Set Your Rates

If you want to get paid what you are worth, you first need to work out what that is. You need to set your rates, advertise them, stick to them and not be afraid to tell people. This can be difficult. If you offer a service, such as writing or consultancy, where there’s no equipment needed, you just need to work out how much your time is worth and decide whether you want to be paid hourly, or per job. Then, think about how much you’d expect to be paid as an employee with your knowledge or experience.

If you create a product, say you make occasion cakes, there’s more to consider, and each project will have its own price to cover materials used as well as your time and skills. But, price up the equipment and ingredients that you use a lot and come up with an hourly rate of pay.

Be Clear

Customers often fail to understand that if they are paying for a unique piece from a freelancer, that they need to pay for their time. They expect to pay for the product like they would from a high street store. Failing to release that the store had covered the labor costs.
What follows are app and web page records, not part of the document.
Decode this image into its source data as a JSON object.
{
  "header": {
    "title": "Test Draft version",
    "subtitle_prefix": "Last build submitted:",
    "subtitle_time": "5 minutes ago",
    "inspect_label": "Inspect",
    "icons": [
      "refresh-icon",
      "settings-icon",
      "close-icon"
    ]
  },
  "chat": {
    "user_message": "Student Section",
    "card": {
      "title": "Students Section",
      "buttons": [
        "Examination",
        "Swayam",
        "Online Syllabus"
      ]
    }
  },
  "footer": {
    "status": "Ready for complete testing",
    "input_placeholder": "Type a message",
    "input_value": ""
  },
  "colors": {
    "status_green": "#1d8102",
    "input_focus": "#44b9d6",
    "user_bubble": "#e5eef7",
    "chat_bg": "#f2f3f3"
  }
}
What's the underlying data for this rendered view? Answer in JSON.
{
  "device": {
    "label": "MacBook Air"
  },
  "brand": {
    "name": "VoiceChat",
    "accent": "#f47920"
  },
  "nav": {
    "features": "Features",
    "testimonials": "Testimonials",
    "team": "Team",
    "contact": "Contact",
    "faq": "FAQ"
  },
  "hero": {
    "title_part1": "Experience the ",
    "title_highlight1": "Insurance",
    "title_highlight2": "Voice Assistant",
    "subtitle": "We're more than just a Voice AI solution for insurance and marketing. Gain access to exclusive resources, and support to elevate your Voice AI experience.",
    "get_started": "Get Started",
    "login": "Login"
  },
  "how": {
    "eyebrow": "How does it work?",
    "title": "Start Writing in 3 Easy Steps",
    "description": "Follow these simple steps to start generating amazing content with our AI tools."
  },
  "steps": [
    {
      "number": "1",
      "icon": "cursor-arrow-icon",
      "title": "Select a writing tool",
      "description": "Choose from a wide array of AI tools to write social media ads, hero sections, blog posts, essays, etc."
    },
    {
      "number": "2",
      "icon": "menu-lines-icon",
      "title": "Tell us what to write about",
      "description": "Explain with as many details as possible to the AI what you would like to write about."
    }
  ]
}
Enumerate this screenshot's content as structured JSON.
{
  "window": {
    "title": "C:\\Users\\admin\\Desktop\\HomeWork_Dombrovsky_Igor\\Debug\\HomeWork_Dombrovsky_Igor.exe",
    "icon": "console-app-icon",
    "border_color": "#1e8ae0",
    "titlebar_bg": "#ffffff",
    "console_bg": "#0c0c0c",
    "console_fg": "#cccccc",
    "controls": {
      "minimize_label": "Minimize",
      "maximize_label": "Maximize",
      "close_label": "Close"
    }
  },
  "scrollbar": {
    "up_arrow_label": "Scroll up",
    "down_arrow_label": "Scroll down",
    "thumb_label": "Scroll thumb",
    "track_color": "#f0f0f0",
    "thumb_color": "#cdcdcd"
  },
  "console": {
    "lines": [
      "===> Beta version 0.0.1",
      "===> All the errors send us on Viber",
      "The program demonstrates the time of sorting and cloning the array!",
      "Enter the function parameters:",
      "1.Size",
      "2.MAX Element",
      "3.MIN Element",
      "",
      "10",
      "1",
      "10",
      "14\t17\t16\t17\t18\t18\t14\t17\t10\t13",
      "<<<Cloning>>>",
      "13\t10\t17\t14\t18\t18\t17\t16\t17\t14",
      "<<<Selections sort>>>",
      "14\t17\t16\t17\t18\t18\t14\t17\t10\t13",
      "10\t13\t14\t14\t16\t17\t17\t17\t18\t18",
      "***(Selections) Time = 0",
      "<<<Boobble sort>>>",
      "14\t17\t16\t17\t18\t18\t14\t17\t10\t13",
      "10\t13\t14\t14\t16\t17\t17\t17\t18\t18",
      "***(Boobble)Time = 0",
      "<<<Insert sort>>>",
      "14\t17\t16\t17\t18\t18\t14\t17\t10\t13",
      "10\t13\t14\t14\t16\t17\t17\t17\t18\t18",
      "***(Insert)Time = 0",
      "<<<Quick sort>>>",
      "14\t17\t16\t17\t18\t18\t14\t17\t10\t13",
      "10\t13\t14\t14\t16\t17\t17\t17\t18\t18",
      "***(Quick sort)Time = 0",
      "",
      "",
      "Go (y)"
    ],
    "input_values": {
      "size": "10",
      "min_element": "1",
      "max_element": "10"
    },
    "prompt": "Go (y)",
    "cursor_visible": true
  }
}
If you’ve got a website, it can be worth publishing your payment policies and explaining that you charge an hourly fee so that you can earn money. If not, print your policies on your invoices and don’t be afraid to tell people if they ask for an explanation of your charges.

Do Some Research

One problem we have is coming up with that number. If we’re unsure of how to value our time and talents, we just pluck a number out of thin air. This isn’t your worth; it’s a random, meaningless number. It’s probably far too low too. Instead of guessing, do some research. Look online to find people that offer the same or similar services to a similar quality. Take a look at their prices or ask for a quote. You can also join groups on social media and get to know other home workers who can advise you.

Be Professional

You are much more likely to be paid promptly if you are professional. Agree on a price before you start work, then, send a well-written invoice, specifying charges, late fees and policies. If you need to, follow up later. But, always be professional. Be friendly, but don’t get chatty, and only ask for money in emails, never over social media or chats. It’s more professional, and it gives you a paper trail.


Your worth at the start of your career won’t be the same as your worth in a few years. It grows with experience and improvement but also with the rising cost of supplies and energy. Evaluate your fees every few months to make sure they still accurately reflect the work that you do.